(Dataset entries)
────────────────────

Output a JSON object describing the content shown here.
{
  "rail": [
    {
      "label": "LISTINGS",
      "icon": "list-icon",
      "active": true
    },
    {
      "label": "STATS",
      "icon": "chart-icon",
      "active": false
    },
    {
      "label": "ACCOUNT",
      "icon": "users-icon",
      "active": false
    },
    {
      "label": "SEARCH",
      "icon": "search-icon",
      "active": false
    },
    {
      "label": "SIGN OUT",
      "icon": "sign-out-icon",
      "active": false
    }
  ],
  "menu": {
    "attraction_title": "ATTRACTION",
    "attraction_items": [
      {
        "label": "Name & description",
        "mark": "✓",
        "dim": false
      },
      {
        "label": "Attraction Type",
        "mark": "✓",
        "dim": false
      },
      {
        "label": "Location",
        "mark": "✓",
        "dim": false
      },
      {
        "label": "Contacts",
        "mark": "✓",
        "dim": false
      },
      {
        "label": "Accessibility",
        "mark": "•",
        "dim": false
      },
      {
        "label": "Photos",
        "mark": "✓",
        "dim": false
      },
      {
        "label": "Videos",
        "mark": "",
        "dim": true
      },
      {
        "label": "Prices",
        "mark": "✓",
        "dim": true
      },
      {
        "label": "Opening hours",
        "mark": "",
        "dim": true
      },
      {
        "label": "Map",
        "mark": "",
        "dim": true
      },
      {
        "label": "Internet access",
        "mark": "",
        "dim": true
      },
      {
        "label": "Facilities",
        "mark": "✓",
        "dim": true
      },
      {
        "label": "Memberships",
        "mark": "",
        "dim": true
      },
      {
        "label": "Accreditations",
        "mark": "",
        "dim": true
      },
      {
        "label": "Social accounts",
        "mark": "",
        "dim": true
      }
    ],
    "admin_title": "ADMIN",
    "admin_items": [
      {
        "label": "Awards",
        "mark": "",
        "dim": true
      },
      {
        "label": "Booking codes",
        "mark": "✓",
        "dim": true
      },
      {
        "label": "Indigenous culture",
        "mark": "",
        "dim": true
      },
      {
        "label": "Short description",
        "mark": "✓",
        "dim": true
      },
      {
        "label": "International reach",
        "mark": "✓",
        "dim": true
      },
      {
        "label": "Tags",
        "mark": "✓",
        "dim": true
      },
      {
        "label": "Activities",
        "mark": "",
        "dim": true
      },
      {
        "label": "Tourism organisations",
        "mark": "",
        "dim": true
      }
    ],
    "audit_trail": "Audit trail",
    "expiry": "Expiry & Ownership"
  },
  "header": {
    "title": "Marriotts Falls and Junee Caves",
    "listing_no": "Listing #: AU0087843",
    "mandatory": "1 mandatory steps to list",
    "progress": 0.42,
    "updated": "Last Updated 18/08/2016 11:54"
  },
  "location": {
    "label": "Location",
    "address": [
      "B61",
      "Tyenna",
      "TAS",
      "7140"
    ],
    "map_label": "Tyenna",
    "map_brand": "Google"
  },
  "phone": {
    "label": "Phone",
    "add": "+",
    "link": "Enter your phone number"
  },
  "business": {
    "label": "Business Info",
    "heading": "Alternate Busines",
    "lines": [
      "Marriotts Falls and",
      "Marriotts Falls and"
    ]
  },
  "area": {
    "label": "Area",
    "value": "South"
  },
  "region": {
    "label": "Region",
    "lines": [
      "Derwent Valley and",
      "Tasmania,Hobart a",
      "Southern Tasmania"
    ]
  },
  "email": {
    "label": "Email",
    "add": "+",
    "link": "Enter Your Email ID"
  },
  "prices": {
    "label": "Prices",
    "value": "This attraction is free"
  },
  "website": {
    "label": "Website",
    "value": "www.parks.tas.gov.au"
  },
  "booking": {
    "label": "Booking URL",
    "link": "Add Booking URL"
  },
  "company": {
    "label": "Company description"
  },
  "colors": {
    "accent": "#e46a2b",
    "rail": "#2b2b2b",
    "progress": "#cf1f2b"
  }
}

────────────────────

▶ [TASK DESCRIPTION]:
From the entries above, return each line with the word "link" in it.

▶ [TASK RESULT]:
    "link": "Enter your phone number"
    "link": "Enter Your Email ID"
    "link": "Add Booking URL"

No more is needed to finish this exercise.